The same goes for platonic and professional relationships. Your coworker isn’t going to apply for that promotion you’ve been wanting behind your back if she respects you and instead, will talk to you about it first even if it means an uncomfortable conversation.
Mutual respect is perhaps the most important component to a successful relationship, but you don’t hear too many relationship gurus talking about it that much. Respect (or lack thereof) is arguably the root of a lot of problems in romantic, platonic and professional relationships.
I like to say there are three variations of instability that can screw up relationships: financial, emotional and career.
If your spouse is always broke or asking for money, that’s stress on your relationship. I dated a guy once who acted like a millionaire, but really had a significantly lesser budget. It’s not the fact that he wasn’t financially stable that bothered me, but that he would blatantly lie about his finances to try to impress me.
Many women who are interested in serious and committed relationships would rather have a guy who can take care of his bills every month than a guy who buys lavish gifts but still lives in his parents’ basement.
The same applies for friends, family and professional relationships. If your friend is always having long talks with you about how much her life sucks and cries until 3 am, that kind of relationship is going to wear anyone down. Eventually you’ll stop answering the phone and only text her back when you have nothing better to do.
Finally, if your career forces you to travel or be MIA at a moment’s notice, it can definitely have a negative effect on a relationship. There’s a reason Jared Leto is still single.
Chances are, if anyone reading this were a rock star, Academy Award winner or held the Guinness world record for longest band on tour, he or she would be single, too. I wouldn’t be surprised if Leto struggles with not only having a girlfriend, but also with maintaining his friendships.
3. Common Interest
Once you get past the I-think-you’re-hot-I-think-you’re-hot-too phase, you’ve got to have something else to talk about. Sex and alcohol will only get you so far. To foster a real relationship, there has to be something besides partying or wining and dining on which to base your relationship.
In my eyes, a good partner doesn’t just talk about or debate anything, but rather, everything. Not to say you won’t put a filter on things every once in a while, but in any relationship, you shouldn’t be afraid to share your fears, thoughts or opinions.

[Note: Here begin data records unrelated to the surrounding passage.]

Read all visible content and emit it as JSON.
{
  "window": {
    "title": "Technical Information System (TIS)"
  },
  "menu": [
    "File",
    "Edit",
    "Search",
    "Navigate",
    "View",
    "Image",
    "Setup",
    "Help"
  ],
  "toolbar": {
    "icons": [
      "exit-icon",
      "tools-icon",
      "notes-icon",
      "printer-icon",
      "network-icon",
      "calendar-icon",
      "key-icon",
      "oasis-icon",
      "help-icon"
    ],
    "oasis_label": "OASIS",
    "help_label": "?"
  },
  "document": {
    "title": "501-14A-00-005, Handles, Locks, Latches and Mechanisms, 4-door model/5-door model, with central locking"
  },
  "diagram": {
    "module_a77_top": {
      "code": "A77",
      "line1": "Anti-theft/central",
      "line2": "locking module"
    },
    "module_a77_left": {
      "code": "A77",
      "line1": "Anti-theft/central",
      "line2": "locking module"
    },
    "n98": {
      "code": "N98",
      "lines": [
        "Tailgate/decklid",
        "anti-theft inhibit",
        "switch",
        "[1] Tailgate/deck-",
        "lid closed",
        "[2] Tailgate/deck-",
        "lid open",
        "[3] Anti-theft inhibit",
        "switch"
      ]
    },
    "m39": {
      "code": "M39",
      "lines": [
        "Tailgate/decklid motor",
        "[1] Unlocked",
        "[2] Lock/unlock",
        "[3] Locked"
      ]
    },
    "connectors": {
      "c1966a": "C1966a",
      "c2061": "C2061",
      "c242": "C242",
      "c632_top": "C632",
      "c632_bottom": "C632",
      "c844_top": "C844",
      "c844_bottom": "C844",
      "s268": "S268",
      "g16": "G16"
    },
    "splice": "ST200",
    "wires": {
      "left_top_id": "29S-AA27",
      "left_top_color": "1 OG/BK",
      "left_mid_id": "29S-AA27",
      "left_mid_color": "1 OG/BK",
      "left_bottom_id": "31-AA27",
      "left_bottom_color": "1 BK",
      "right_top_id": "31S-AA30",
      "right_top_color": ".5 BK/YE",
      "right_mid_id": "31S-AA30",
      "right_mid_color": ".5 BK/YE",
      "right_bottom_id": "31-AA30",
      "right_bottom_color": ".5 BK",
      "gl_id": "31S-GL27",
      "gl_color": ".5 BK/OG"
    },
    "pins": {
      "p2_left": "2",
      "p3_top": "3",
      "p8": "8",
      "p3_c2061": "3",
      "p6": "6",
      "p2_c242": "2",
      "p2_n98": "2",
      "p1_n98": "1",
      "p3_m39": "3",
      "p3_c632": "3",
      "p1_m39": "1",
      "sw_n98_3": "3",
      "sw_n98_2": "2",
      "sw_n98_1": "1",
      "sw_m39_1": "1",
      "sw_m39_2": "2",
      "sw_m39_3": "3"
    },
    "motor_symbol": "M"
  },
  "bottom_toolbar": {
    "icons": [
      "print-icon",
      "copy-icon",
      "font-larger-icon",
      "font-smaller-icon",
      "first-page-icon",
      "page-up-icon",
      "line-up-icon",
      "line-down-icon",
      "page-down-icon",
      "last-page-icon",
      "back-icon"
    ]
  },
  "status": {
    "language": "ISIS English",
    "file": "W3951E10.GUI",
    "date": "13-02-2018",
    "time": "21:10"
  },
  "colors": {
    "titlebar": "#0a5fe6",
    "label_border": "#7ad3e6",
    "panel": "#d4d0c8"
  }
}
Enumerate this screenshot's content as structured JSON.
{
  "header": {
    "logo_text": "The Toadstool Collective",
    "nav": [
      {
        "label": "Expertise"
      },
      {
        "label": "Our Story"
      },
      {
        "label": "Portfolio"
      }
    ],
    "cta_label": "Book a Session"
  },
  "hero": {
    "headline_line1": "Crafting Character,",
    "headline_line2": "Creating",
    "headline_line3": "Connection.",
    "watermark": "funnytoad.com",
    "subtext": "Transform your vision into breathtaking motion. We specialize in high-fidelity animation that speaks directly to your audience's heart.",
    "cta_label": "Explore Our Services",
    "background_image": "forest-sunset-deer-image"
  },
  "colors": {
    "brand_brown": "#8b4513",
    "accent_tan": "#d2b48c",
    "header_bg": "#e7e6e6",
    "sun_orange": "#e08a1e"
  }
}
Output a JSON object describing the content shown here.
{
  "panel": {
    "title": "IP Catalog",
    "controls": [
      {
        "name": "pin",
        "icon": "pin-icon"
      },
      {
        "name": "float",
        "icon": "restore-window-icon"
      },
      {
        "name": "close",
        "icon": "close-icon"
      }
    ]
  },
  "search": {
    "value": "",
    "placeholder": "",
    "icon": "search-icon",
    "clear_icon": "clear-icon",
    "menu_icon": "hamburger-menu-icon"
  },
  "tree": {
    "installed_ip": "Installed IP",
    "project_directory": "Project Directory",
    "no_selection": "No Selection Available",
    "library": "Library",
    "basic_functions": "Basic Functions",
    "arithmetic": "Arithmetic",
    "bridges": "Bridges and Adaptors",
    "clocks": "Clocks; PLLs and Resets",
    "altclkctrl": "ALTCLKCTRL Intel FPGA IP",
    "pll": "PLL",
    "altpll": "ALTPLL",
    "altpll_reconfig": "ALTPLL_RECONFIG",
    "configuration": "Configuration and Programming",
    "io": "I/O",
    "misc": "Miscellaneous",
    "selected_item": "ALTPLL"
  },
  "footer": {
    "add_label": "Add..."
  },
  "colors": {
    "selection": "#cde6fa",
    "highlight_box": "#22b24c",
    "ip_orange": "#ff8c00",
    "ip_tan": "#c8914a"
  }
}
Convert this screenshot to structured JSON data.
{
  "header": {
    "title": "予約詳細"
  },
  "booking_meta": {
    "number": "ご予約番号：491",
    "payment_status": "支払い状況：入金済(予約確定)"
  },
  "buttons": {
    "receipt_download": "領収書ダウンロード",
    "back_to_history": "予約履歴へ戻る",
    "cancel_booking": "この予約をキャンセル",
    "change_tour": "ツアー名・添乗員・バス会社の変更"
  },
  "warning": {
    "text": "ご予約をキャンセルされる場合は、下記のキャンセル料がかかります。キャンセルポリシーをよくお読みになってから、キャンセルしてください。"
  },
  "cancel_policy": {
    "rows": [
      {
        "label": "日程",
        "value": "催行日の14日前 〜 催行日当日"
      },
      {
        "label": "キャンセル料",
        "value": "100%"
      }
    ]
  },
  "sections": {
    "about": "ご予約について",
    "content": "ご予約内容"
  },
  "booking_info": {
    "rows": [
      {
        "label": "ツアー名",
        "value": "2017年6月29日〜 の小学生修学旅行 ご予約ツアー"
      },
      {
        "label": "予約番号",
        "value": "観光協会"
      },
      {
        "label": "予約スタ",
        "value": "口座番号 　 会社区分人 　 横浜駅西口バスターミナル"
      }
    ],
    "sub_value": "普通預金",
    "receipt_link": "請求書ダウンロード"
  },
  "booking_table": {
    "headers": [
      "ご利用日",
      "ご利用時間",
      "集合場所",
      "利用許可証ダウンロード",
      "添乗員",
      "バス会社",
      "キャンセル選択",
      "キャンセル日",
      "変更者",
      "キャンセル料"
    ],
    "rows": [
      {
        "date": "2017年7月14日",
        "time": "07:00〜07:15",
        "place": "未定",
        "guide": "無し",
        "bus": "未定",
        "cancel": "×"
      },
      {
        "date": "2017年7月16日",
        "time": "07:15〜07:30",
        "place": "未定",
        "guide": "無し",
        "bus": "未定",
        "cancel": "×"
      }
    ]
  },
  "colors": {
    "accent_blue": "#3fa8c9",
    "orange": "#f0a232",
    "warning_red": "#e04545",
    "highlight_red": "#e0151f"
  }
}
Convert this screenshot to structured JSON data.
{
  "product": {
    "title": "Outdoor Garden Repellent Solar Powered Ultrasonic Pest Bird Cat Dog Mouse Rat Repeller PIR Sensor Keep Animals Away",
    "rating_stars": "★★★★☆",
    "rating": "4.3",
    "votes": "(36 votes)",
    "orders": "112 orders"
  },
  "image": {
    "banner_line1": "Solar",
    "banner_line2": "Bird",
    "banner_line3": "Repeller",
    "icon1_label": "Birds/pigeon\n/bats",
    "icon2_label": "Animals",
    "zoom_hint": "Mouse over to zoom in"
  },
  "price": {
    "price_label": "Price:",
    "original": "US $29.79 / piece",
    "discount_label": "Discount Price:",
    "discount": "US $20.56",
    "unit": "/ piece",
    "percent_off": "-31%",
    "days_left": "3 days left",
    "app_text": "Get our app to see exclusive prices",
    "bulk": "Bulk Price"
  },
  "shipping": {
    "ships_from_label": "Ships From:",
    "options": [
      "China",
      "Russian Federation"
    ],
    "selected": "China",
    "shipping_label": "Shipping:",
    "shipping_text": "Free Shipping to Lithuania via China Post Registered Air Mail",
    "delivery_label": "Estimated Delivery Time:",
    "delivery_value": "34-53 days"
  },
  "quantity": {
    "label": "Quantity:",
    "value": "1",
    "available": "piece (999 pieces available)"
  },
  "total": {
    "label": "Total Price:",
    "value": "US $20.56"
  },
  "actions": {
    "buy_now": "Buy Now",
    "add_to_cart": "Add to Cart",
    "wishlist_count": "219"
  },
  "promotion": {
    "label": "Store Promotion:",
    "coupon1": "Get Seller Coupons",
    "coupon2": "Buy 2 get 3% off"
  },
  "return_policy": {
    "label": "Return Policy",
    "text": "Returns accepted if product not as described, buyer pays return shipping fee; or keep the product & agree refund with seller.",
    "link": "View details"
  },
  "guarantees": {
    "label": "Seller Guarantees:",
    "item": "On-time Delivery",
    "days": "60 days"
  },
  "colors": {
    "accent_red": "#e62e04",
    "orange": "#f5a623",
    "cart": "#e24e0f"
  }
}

Your partner, friend or coworker shouldn’t put you down for a silly idea or belittle you if he or she doesn’t see eye-to-eye. I dated a guy who wasn’t into a healthy lifestyle like I was. Sure, he was nice, but he thought the organic food movement was a conspiracy and didn’t like to work out.
After a few dates and the initial attraction fizzled out, I realized we didn’t have much in common and I stopped seeing him. I also had a friend once who told me my business and career was a total joke.
She and I are still friends, but I’ve learned perhaps we’ve grown apart over the years and don’t have as much in common as we did when we met in college.
I don’t like to say if you have these three qualities with someone, everything else is negotiable. Too many people (especially us women) enter relationships thinking they can change or tweak a person.
It’s one thing if you take your boyfriend, coworker or friend shopping to update his or her look. But to fundamentally change someone’s personality is practically impossible.
With that being said, if you have these three components in a relationship, other problems or conflicts probably won’t bother you as much. Respect, stability and common interest can make or break any relationship. Keep that mind next time you go out on a date, meet a new friend at a party or start a new job.